Although I appreciate your ardor in preserving the freedom of the press, I will disagree with you that the Pentagon Papers case stands for the proposition that the press cannot be prosecuted for disseminating information harmful to the security of the nation. In that case, the administration sought to enjoin the Times from publishing the classified materials after the newspaper refused repeated requests to cease publication from the adminsitration. The Second Circuit COA granted the injunction. The Washington Post began publishing them, and the administration again asked the paper to cease doing so, and after it was refused sought another injunction. This time the D.C. Circuit C.O.A. refused, and the Supreme Court took the case on the fastest track ever seen.
New York Times Co. v. United States was far from a great victory for a "free press" immune from the law. The High Court 6-3 decision produced nine separate opinions that run the constitutional gamut, but its holding was simple: The U.S. failed to carry its burden to show that the danger to national security caused by the reporting of past incidents was sufficient to warrant the prior restraint of speech. That's a pretty far cry from what we've got here.
As Justice White (one of the two "swing votes" in this case) wrote:
I concur in today's judgments, but only because of the concededly extraordinary protection against prior restraints [p731] enjoyed by the press under our constitutional system. I do not say that in no circumstances would the First Amendment permit an injunction against publishing information about government plans or operations. [n1] Nor, after examining the materials the Government characterizes as the most sensitive and destructive, can I deny that revelation of these documents will do substantial damage to public interests. Indeed, I am confident that their disclosure will have that result. But I nevertheless agree that the United States has not satisfied the very heavy burden that it must meet to warrant an injunction against publication in these cases, at least in the absence of express and appropriately limited congressional authorization for prior restraints in circumstances such as these. [p732]

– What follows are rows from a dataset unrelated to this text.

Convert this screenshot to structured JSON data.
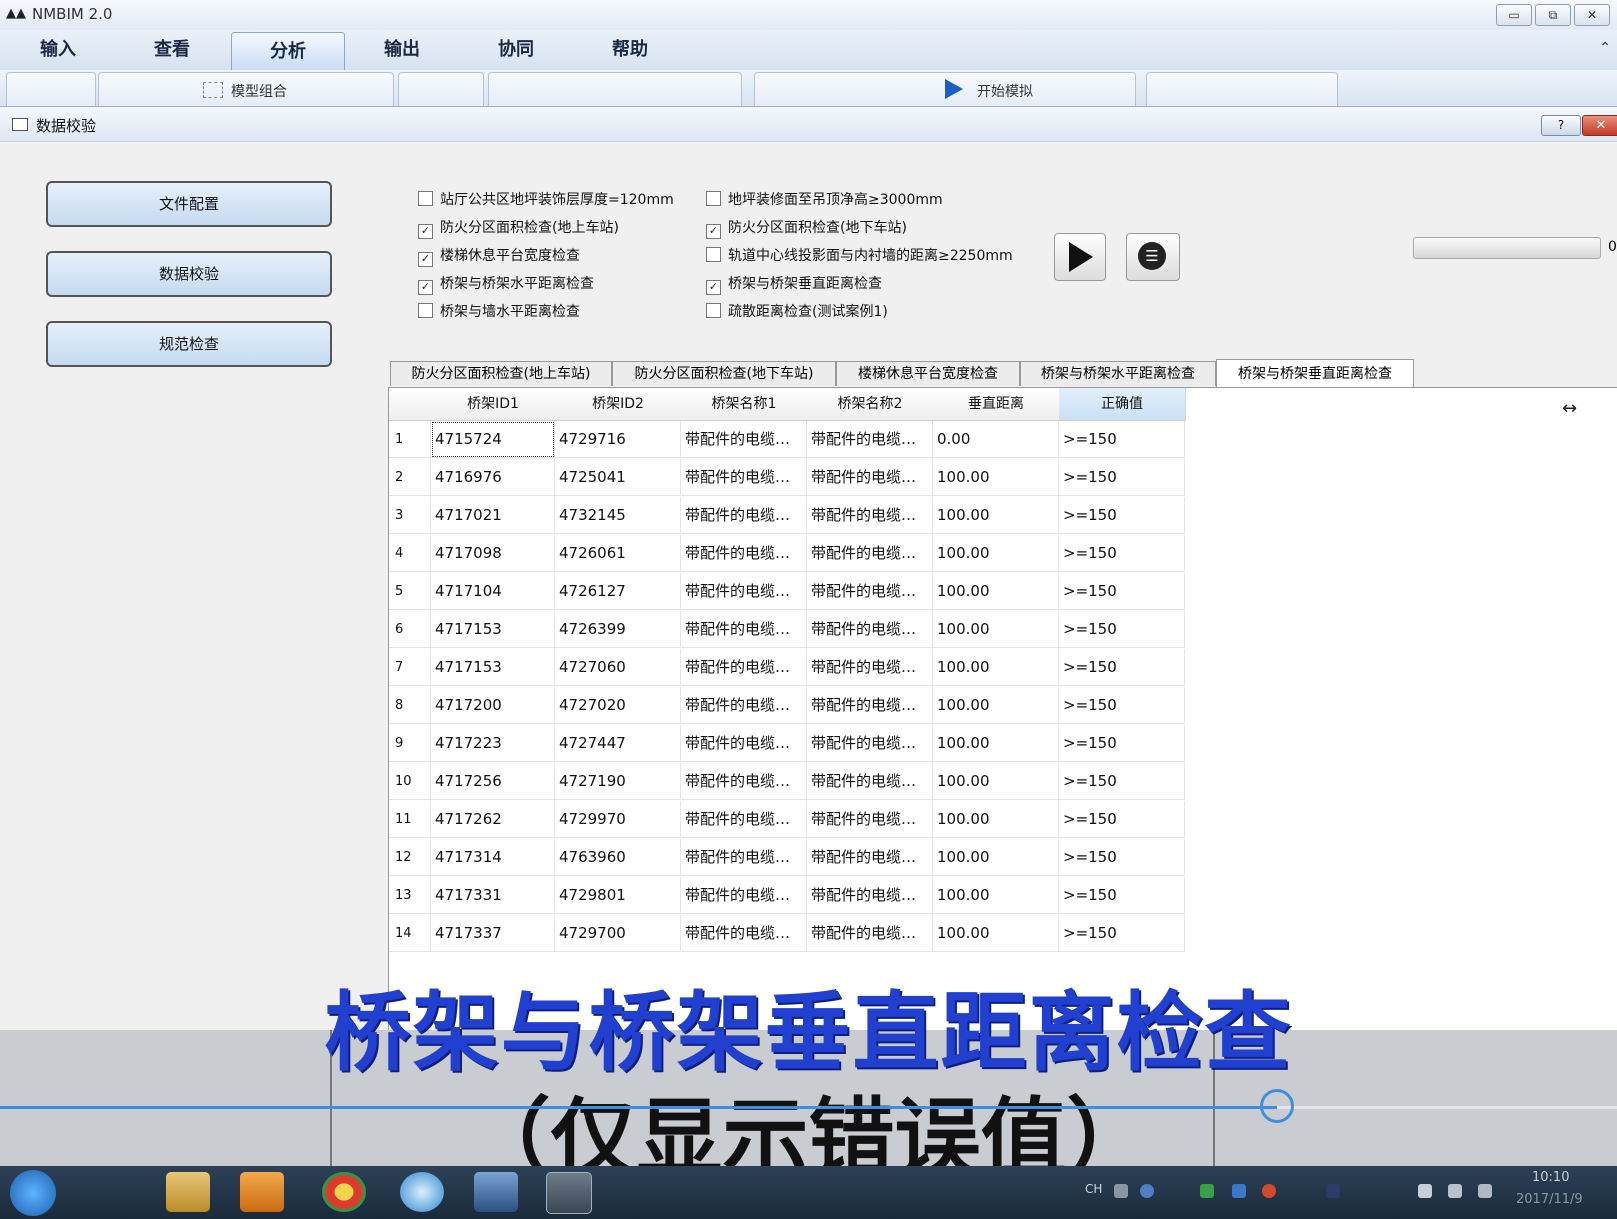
{
  "app": {
    "title": "NMBIM 2.0",
    "window_buttons": [
      "▭",
      "⧉",
      "✕"
    ],
    "ribbon_collapse": "⌃"
  },
  "menu": {
    "items": [
      "输入",
      "查看",
      "分析",
      "输出",
      "协同",
      "帮助"
    ],
    "active": "分析"
  },
  "ribbon": {
    "model_group_label": "模型组合",
    "start_sim_label": "开始模拟"
  },
  "dialog": {
    "title": "数据校验",
    "help_label": "?",
    "close_label": "✕",
    "side_buttons": [
      "文件配置",
      "数据校验",
      "规范检查"
    ],
    "checks_col1": [
      {
        "label": "站厅公共区地坪装饰层厚度=120mm",
        "checked": false
      },
      {
        "label": "防火分区面积检查(地上车站)",
        "checked": true
      },
      {
        "label": "楼梯休息平台宽度检查",
        "checked": true
      },
      {
        "label": "桥架与桥架水平距离检查",
        "checked": true
      },
      {
        "label": "桥架与墙水平距离检查",
        "checked": false
      }
    ],
    "checks_col2": [
      {
        "label": "地坪装修面至吊顶净高≥3000mm",
        "checked": false
      },
      {
        "label": "防火分区面积检查(地下车站)",
        "checked": true
      },
      {
        "label": "轨道中心线投影面与内衬墙的距离≥2250mm",
        "checked": false
      },
      {
        "label": "桥架与桥架垂直距离检查",
        "checked": true
      },
      {
        "label": "疏散距离检查(测试案例1)",
        "checked": false
      }
    ],
    "check_mark": "✓",
    "export_icon_glyph": "☰",
    "progress": {
      "value": 0,
      "text": "0"
    },
    "tabs": [
      "防火分区面积检查(地上车站)",
      "防火分区面积检查(地下车站)",
      "楼梯休息平台宽度检查",
      "桥架与桥架水平距离检查",
      "桥架与桥架垂直距离检查"
    ],
    "active_tab": 4
  },
  "grid": {
    "columns": [
      "桥架ID1",
      "桥架ID2",
      "桥架名称1",
      "桥架名称2",
      "垂直距离",
      "正确值"
    ],
    "rows": [
      [
        "1",
        "4715724",
        "4729716",
        "带配件的电缆…",
        "带配件的电缆…",
        "0.00",
        ">=150"
      ],
      [
        "2",
        "4716976",
        "4725041",
        "带配件的电缆…",
        "带配件的电缆…",
        "100.00",
        ">=150"
      ],
      [
        "3",
        "4717021",
        "4732145",
        "带配件的电缆…",
        "带配件的电缆…",
        "100.00",
        ">=150"
      ],
      [
        "4",
        "4717098",
        "4726061",
        "带配件的电缆…",
        "带配件的电缆…",
        "100.00",
        ">=150"
      ],
      [
        "5",
        "4717104",
        "4726127",
        "带配件的电缆…",
        "带配件的电缆…",
        "100.00",
        ">=150"
      ],
      [
        "6",
        "4717153",
        "4726399",
        "带配件的电缆…",
        "带配件的电缆…",
        "100.00",
        ">=150"
      ],
      [
        "7",
        "4717153",
        "4727060",
        "带配件的电缆…",
        "带配件的电缆…",
        "100.00",
        ">=150"
      ],
      [
        "8",
        "4717200",
        "4727020",
        "带配件的电缆…",
        "带配件的电缆…",
        "100.00",
        ">=150"
      ],
      [
        "9",
        "4717223",
        "4727447",
        "带配件的电缆…",
        "带配件的电缆…",
        "100.00",
        ">=150"
      ],
      [
        "10",
        "4717256",
        "4727190",
        "带配件的电缆…",
        "带配件的电缆…",
        "100.00",
        ">=150"
      ],
      [
        "11",
        "4717262",
        "4729970",
        "带配件的电缆…",
        "带配件的电缆…",
        "100.00",
        ">=150"
      ],
      [
        "12",
        "4717314",
        "4763960",
        "带配件的电缆…",
        "带配件的电缆…",
        "100.00",
        ">=150"
      ],
      [
        "13",
        "4717331",
        "4729801",
        "带配件的电缆…",
        "带配件的电缆…",
        "100.00",
        ">=150"
      ],
      [
        "14",
        "4717337",
        "4729700",
        "带配件的电缆…",
        "带配件的电缆…",
        "100.00",
        ">=150"
      ]
    ],
    "resize_cursor": "↔"
  },
  "caption": {
    "line1": "桥架与桥架垂直距离检查",
    "line2": "（仅显示错误值）"
  },
  "video": {
    "progress_fraction": 0.79
  },
  "taskbar": {
    "tray_lang": "CH",
    "clock_time": "10:10",
    "clock_date": "2017/11/9"
  },
  "colors": {
    "caption_blue": "#2140d0",
    "seek_blue": "#3e8fe0",
    "progress_green": "#37a237"
  }
}
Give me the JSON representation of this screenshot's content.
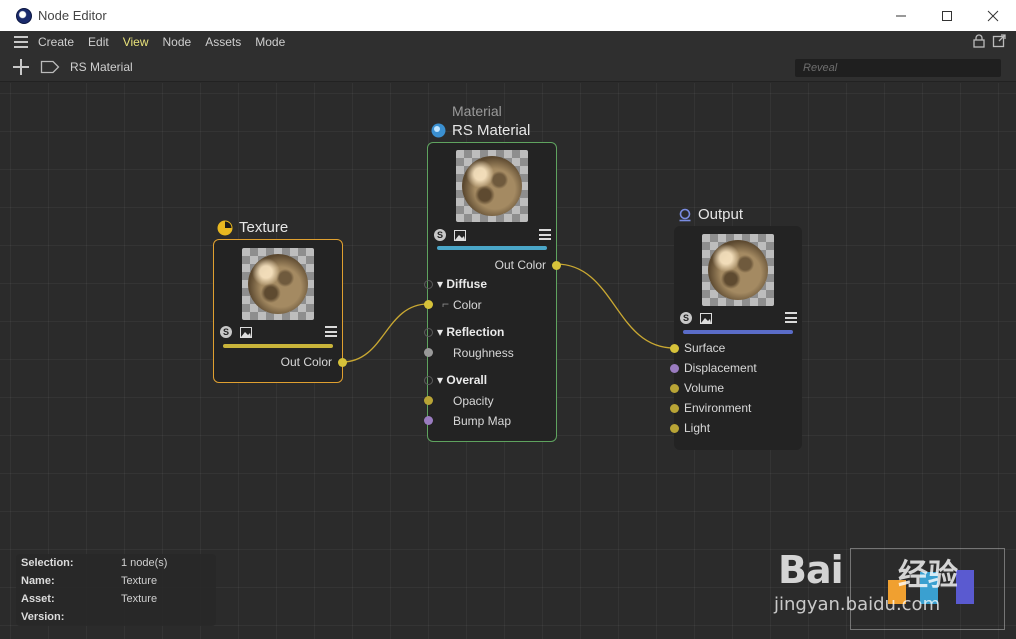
{
  "window": {
    "title": "Node Editor"
  },
  "menu": {
    "items": [
      "Create",
      "Edit",
      "View",
      "Node",
      "Assets",
      "Mode"
    ],
    "active": "View"
  },
  "toolbar": {
    "breadcrumb": "RS Material",
    "search_placeholder": "Reveal"
  },
  "nodes": {
    "texture": {
      "title": "Texture",
      "icon": "texture-node-icon",
      "accent": "#e0a030",
      "bar_color": "#c9b43a",
      "output": "Out Color"
    },
    "material": {
      "subtitle": "Material",
      "title": "RS Material",
      "icon": "material-node-icon",
      "accent": "#5fa35f",
      "bar_color": "#4aa6c8",
      "output": "Out Color",
      "groups": [
        {
          "label": "Diffuse",
          "ports": [
            "Color"
          ]
        },
        {
          "label": "Reflection",
          "ports": [
            "Roughness"
          ]
        },
        {
          "label": "Overall",
          "ports": [
            "Opacity",
            "Bump Map"
          ]
        }
      ]
    },
    "output": {
      "title": "Output",
      "icon": "output-node-icon",
      "bar_color": "#5a6cc8",
      "inputs": [
        "Surface",
        "Displacement",
        "Volume",
        "Environment",
        "Light"
      ]
    }
  },
  "colors": {
    "wire": "#c9a832",
    "port_yellow": "#d6c23a",
    "port_purple": "#9a7cc0",
    "port_gray": "#9a9a9a"
  },
  "info": {
    "selection_key": "Selection:",
    "selection_val": "1 node(s)",
    "name_key": "Name:",
    "name_val": "Texture",
    "asset_key": "Asset:",
    "asset_val": "Texture",
    "version_key": "Version:",
    "version_val": ""
  },
  "watermark": {
    "brand": "Bai",
    "brand2": "经验",
    "url": "jingyan.baidu.com"
  }
}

When the Espionage Act was under consideration in [p734] 1917, Congress eliminated from the bill a provision that would have given the President broad powers in time of war to proscribe, under threat of criminal penalty, the publication of various categories of information related to the national defense. [n3] Congress at that time was unwilling to clothe the President with such far-reaching powers to monitor the press, and those opposed to this part of the legislation assumed that a necessary concomitant of such power was the power to "filter out the news to the people through some man." 55 Cong.Rec. 2008 (remarks of Sen. Ashurst). However, these same members of Congress appeared to have little doubt that newspapers would be subject to criminal prosecution if they insisted on publishing information of the type Congress had itself determined should not be revealed. Senator Ashurst, for example, was quite sure that the editor of such a newspaper
should be punished if he did publish information as to the movements of the fleet, the troops, the aircraft, the location of powder factories, the location of defense works, and all that sort of thing.Id. at 2009. [n4] [p735]
The Criminal Code contains numerous provisions potentially relevant to these cases. Section 797 [n5] makes it a crime to publish certain photographs or drawings of military installations. Section 798, [n6] also in precise language, proscribes knowing and willful publication of any classified information concerning the cryptographic systems [p736] or communication intelligence activities of the United States, as well as any information obtained from communication intelligence operations. [n7] If any of the material here at issue is of this nature, the newspapers are presumably now on full notice of the position of the United States, and must face the consequences if they [p737] publish. I would have no difficulty in sustaining convictions under these sections on facts that would not justify the intervention of equity and the imposition of a prior restraint.
There is no issue of prior restraint present in the instant matter. The information on the admistration's warrantless surveilance program is already out in the world. What damage, if any, the publication of information has done to our national security I can only guess at.
However, there is still a lingering question as to whether the Times broke the law in publishing that material. The Times may hold themselves out as being above the law, but that has yet to be determined by any court. Perhaps it will be, soon. That's how we do things around here.
P.S. I haven't been able to locate any pictures of naked women worthy of Heigh-ho yet, but I'll continue to search.